| Mar 13, 2015 | Federal Crimes |

Given the recent legalization of marijuana for recreational purposes in states like Colorado, Washington, and Alaska, and its ongoing legalization for medicinal purposes in states like California, Illinois and now Minnesota, it’s understandable how people might believe that law enforcement officials are just not as concerned with the drug as they once were.

While there might be some degree of truth to this regarding state law enforcement agencies, the same can definitely not be said of their federal counterparts, who still view marijuana as an illegal substance and, as demonstrated by a recent case, are still actively prosecuting those found with it in their possession.     

The federal case in question originated in the state of Washington — which as mentioned earlier has legalized marijuana for both medicinal and recreational purposes –and involved a group dubbed by the media as the Kettle Falls Five.

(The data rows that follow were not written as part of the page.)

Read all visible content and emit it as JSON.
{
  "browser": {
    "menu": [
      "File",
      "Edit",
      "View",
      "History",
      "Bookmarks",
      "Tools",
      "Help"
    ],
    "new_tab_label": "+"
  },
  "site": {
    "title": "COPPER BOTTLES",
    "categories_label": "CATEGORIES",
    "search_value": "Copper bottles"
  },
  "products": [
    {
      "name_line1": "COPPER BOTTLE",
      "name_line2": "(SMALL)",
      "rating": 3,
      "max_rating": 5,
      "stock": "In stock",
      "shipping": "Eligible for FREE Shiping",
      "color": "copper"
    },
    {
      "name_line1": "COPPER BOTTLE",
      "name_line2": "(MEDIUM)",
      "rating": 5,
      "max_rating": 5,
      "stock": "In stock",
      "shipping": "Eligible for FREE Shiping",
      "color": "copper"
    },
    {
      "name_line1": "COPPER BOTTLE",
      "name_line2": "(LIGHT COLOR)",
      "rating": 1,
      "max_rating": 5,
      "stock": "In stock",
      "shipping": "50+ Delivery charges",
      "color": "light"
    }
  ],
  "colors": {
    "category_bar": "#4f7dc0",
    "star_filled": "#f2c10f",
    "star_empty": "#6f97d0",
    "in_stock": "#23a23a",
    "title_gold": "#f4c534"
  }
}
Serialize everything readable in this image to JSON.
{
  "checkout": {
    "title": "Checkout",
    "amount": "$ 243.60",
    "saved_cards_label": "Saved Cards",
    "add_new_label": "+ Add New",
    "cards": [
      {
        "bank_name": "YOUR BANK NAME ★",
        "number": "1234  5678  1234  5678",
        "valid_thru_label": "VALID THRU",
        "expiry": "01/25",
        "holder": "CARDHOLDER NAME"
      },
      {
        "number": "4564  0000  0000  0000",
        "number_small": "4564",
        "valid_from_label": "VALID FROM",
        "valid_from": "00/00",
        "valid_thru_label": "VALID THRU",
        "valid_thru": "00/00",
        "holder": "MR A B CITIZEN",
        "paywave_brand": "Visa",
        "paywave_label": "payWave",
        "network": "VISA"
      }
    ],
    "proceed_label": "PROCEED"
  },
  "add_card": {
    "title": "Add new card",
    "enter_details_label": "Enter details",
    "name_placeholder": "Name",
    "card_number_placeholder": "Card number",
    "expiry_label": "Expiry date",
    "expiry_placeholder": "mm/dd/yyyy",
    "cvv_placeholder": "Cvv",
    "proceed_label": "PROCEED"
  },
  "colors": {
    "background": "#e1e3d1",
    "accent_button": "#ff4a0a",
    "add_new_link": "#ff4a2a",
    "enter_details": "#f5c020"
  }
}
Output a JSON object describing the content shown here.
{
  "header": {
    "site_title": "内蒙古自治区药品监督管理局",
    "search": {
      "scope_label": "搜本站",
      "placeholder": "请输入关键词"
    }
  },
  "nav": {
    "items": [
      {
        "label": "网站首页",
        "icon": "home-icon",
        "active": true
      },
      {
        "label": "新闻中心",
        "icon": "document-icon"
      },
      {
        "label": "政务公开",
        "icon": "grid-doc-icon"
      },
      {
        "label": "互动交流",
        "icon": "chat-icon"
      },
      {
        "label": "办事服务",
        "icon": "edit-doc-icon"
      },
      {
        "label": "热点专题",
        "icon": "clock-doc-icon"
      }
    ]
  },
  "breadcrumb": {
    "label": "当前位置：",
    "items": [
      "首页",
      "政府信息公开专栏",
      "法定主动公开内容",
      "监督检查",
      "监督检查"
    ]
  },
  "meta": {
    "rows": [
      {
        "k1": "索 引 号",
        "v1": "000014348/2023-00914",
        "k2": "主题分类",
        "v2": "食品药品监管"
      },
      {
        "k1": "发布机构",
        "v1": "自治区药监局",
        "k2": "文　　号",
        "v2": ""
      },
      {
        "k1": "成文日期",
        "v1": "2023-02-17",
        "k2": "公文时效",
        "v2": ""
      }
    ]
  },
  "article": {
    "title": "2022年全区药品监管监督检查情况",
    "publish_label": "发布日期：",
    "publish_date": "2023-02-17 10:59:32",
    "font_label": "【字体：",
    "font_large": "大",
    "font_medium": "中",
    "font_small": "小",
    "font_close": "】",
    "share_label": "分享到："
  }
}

While a complete breakdown of the case is beyond the scope of our post, the case essentially consisted of the federal government pursuing drug charges — growing, distributing and conspiring to distribute — against a mother, her son and his wife. (With one defendant making a plea deal and another being dismissed from the case).

The charges came after federal agents conducted a raid on their family farm, which turned up four pounds of marijuana, multiple plants and $700 in cash.

At trial, their criminal defense attorney countered the federal government’s assertion that Washington’s marijuana laws were of no consequence in the matter, by arguing that the evidence presented didn’t support the conclusion that the family had been operating a drug distribution ring and that the federal government was unable to provide proof of any sale taking place.

These arguments ultimately proved persuasive, as the jury exonerated the three defendants of the more serious charges of distribution and conspiracy to distribute, each punishable by a decade in prison, and only found them guilty of growing marijuana, which is punishable by a considerably lower sentence.

“It’s a victory, but it’s bittersweet,” said the attorney, “They’ve been convicted of a federal crime.”

This case involving the Kettle Falls Five shows that the federal government has not abandoned the war on drugs, at least as it relates to marijuana, and that those living in states where the drug has been legalized in some form should be certain to understand this.

Source: Fox News, “3 Washington marijuana growers convicted of federal charge,” March 4, 2014